Nobel Prize winner Coetzee delivers a deliberately paced and enigmatic novel about a strange child and his surrogate mother and father.
In a scene reminiscent of Kafka’s The Castle, Coetzee’s narrative opens with the arrival of an old man named Simón and his young traveling companion, David, at a resettlement center where everything is slightly awry and off pitch—there’s no key to the room they’re supposed to go to, for example, the woman in Building C is not ready for their arrival, and there’s no formal mechanism in place to help them get settled. We learn that they’ve been at “the camp” and now hope to start a new life, but owing to some missing paperwork, David has become separated from his mother, so Simón vows to help him reunite with her. All he knows is that he will intuitively recognize her as David’s mother when he sees her.
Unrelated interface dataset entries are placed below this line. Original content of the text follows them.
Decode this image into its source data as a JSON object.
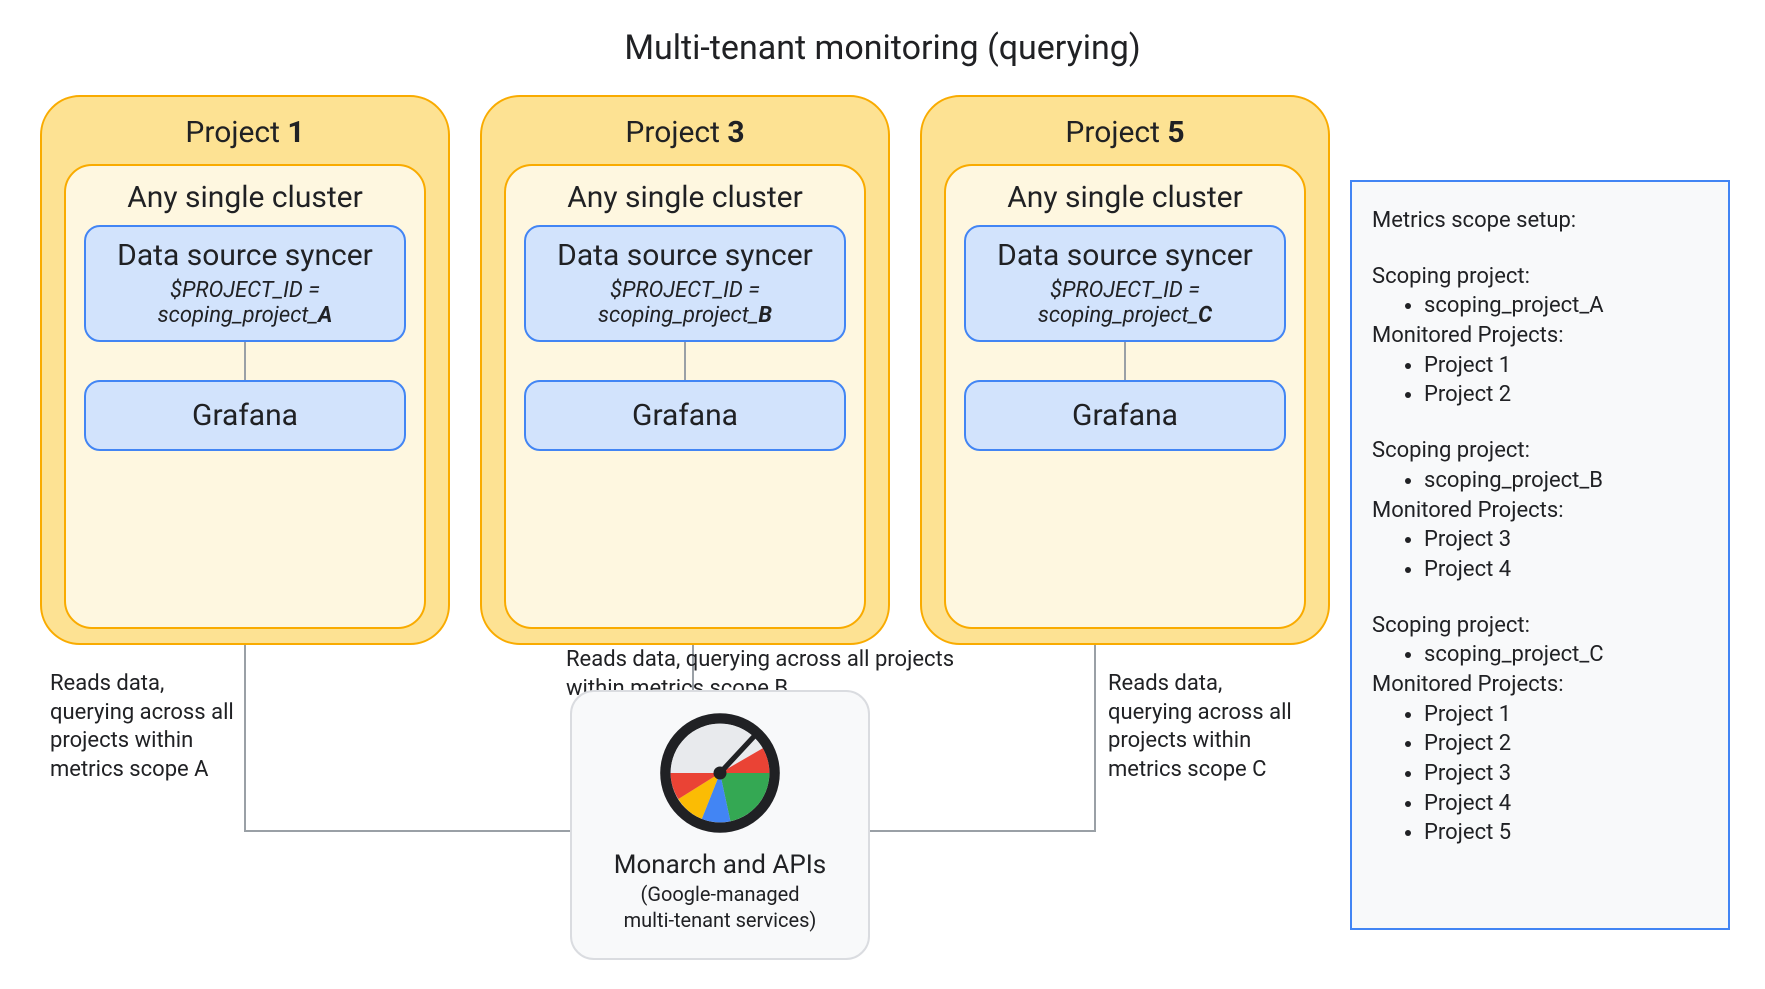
{
  "title": "Multi-tenant monitoring (querying)",
  "projects": [
    {
      "name_prefix": "Project ",
      "name_num": "1",
      "cluster_label": "Any single cluster",
      "ds_title": "Data source syncer",
      "ds_pid_label": "$PROJECT_ID =",
      "ds_scoping_prefix": "scoping_project_",
      "ds_scoping_suffix": "A",
      "grafana_label": "Grafana",
      "read_label": "Reads data, querying across all projects within metrics scope A"
    },
    {
      "name_prefix": "Project ",
      "name_num": "3",
      "cluster_label": "Any single cluster",
      "ds_title": "Data source syncer",
      "ds_pid_label": "$PROJECT_ID =",
      "ds_scoping_prefix": "scoping_project_",
      "ds_scoping_suffix": "B",
      "grafana_label": "Grafana",
      "read_label": "Reads data, querying across all projects within metrics scope B"
    },
    {
      "name_prefix": "Project ",
      "name_num": "5",
      "cluster_label": "Any single cluster",
      "ds_title": "Data source syncer",
      "ds_pid_label": "$PROJECT_ID =",
      "ds_scoping_prefix": "scoping_project_",
      "ds_scoping_suffix": "C",
      "grafana_label": "Grafana",
      "read_label": "Reads data, querying across all projects within metrics scope C"
    }
  ],
  "monarch": {
    "title": "Monarch and APIs",
    "sub1": "(Google-managed",
    "sub2": "multi-tenant services)"
  },
  "side": {
    "heading": "Metrics scope setup:",
    "scopes": [
      {
        "scoping_hdr": "Scoping project:",
        "scoping_val": "scoping_project_A",
        "monitored_hdr": "Monitored Projects:",
        "monitored": [
          "Project 1",
          "Project 2"
        ]
      },
      {
        "scoping_hdr": "Scoping project:",
        "scoping_val": "scoping_project_B",
        "monitored_hdr": "Monitored Projects:",
        "monitored": [
          "Project 3",
          "Project 4"
        ]
      },
      {
        "scoping_hdr": "Scoping project:",
        "scoping_val": "scoping_project_C",
        "monitored_hdr": "Monitored Projects:",
        "monitored": [
          "Project 1",
          "Project 2",
          "Project 3",
          "Project 4",
          "Project 5"
        ]
      }
    ]
  }
}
At first, David is more preoccupied with his hunger than with anything else, but then he meets Fidel, a young boy, and his mother, Elena, a violin teacher with whom Simón has occasional casual sex. Meanwhile, Simón has gotten a job unlading boats, demanding work made somewhat lighter by the philosophical discussions he has with Álvaro, his boss. Simon also meets Inés, a woman who he’s certain is David’s mother, and even though there’s much ambiguity about this relationship, she begins to fulfill a motherly role, almost overly so, for she becomes overbearing and bullying.
This is an unconventional novel indeed, with inscrutable characters wandering through a bleak and tenebrous world.